[Task material Boundary: Start]
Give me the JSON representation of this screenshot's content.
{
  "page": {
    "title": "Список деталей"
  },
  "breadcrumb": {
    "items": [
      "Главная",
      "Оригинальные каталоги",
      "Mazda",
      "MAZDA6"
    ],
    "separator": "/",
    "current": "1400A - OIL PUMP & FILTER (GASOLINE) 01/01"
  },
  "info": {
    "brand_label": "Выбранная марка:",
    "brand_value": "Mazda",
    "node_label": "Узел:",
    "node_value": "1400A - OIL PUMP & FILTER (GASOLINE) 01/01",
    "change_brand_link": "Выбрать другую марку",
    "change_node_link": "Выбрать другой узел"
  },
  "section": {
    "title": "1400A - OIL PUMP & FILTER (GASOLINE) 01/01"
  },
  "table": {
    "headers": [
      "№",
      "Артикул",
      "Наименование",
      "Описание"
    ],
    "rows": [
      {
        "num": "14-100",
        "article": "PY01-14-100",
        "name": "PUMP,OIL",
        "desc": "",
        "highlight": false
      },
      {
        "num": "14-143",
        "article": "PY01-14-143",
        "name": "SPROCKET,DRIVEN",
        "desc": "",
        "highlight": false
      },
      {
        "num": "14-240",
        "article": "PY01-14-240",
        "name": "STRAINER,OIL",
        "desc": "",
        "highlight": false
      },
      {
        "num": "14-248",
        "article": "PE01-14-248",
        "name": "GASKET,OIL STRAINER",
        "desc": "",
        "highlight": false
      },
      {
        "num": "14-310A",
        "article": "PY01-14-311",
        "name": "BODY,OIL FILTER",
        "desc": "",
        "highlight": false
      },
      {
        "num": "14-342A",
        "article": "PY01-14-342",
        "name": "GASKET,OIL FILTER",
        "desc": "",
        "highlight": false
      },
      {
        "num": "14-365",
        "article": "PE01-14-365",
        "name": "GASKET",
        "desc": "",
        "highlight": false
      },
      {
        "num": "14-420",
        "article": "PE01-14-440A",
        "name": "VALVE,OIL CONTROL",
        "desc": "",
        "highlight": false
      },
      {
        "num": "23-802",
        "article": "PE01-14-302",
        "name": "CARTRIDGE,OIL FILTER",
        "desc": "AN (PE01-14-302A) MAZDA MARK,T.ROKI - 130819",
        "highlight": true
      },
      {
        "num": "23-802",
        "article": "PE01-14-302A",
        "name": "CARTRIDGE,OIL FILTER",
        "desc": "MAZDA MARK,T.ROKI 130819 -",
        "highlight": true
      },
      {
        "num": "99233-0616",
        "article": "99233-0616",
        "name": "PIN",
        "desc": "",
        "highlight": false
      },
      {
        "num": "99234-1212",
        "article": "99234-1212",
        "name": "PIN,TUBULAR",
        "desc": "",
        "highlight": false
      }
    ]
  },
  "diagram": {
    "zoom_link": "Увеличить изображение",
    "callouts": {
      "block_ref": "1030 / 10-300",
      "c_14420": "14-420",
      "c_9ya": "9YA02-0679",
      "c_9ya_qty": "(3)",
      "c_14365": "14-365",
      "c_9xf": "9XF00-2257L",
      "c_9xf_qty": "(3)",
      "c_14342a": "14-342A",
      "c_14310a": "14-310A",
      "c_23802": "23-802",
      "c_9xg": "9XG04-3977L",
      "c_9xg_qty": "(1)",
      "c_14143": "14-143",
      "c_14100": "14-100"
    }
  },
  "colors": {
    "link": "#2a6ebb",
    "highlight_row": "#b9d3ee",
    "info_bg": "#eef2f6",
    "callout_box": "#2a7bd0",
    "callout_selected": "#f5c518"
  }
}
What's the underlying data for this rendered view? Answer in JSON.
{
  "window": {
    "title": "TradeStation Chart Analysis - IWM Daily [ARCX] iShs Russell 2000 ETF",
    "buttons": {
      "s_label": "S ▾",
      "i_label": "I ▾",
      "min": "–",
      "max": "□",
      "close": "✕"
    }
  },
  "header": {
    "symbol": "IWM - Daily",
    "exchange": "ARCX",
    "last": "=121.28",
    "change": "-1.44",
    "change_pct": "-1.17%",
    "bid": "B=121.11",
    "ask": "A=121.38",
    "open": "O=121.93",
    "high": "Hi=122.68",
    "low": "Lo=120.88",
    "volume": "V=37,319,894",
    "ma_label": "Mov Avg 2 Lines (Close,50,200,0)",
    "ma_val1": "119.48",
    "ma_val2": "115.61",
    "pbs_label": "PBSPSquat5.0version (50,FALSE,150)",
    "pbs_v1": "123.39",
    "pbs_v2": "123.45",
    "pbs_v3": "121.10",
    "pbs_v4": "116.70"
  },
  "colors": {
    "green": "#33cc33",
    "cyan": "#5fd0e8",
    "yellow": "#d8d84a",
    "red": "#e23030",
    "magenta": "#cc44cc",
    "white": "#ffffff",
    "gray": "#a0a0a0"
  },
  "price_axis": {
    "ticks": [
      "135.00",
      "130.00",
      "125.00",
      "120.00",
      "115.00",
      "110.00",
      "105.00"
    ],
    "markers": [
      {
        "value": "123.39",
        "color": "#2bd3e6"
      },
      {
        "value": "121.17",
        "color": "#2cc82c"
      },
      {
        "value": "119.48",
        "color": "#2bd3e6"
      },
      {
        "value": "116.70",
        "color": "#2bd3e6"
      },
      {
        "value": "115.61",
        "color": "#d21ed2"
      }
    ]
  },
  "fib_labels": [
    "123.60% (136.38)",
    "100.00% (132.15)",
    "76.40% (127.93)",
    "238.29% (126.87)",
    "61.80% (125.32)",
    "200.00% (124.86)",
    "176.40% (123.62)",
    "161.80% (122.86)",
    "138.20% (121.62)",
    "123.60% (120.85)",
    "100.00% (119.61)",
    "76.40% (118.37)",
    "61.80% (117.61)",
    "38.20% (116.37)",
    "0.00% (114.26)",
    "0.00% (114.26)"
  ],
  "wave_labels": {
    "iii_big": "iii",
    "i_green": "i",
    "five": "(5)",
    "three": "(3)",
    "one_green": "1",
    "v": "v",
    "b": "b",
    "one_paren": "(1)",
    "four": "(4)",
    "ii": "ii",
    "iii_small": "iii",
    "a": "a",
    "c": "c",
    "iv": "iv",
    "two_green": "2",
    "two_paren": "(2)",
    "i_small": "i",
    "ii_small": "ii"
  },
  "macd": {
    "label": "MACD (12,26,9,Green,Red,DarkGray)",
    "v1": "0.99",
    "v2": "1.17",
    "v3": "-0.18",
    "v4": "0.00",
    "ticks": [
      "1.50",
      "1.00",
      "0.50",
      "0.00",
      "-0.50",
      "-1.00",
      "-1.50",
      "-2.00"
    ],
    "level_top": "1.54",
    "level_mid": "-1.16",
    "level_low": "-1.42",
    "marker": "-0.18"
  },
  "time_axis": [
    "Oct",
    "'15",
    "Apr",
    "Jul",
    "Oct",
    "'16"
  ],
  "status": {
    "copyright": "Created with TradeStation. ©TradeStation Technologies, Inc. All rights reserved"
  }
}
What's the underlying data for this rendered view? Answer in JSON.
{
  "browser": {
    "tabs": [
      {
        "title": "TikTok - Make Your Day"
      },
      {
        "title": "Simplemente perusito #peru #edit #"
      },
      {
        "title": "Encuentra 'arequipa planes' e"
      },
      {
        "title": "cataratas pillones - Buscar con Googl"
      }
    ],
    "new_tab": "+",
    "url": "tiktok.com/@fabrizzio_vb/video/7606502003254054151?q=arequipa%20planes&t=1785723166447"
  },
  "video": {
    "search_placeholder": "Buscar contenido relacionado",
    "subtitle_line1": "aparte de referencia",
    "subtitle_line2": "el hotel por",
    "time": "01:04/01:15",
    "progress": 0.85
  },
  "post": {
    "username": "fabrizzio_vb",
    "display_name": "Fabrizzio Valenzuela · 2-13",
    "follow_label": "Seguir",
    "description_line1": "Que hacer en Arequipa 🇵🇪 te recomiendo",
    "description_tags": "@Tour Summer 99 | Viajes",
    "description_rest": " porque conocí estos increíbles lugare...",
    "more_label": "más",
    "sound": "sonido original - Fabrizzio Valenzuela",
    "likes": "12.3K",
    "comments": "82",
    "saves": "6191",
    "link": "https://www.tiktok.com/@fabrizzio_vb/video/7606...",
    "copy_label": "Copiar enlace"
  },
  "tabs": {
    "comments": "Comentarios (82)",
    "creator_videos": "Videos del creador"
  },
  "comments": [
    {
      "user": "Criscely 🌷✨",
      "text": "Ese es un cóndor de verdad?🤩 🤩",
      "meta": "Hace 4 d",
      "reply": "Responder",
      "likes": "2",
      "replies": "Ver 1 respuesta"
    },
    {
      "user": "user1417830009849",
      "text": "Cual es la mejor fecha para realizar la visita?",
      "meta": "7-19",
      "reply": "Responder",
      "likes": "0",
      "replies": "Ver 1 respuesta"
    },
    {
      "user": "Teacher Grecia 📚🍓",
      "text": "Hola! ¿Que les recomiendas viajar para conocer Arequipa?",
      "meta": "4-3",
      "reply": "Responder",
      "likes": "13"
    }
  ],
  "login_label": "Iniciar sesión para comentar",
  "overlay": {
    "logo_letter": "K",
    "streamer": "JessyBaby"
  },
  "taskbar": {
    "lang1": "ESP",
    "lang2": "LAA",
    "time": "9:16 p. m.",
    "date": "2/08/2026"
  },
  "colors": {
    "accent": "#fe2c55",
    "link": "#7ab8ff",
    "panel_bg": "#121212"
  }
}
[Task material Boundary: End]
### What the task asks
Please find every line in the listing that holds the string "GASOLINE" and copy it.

### Exercise response
    "current": "1400A - OIL PUMP & FILTER (GASOLINE) 01/01"
    "node_value": "1400A - OIL PUMP & FILTER (GASOLINE) 01/01",
    "title": "1400A - OIL PUMP & FILTER (GASOLINE) 01/01"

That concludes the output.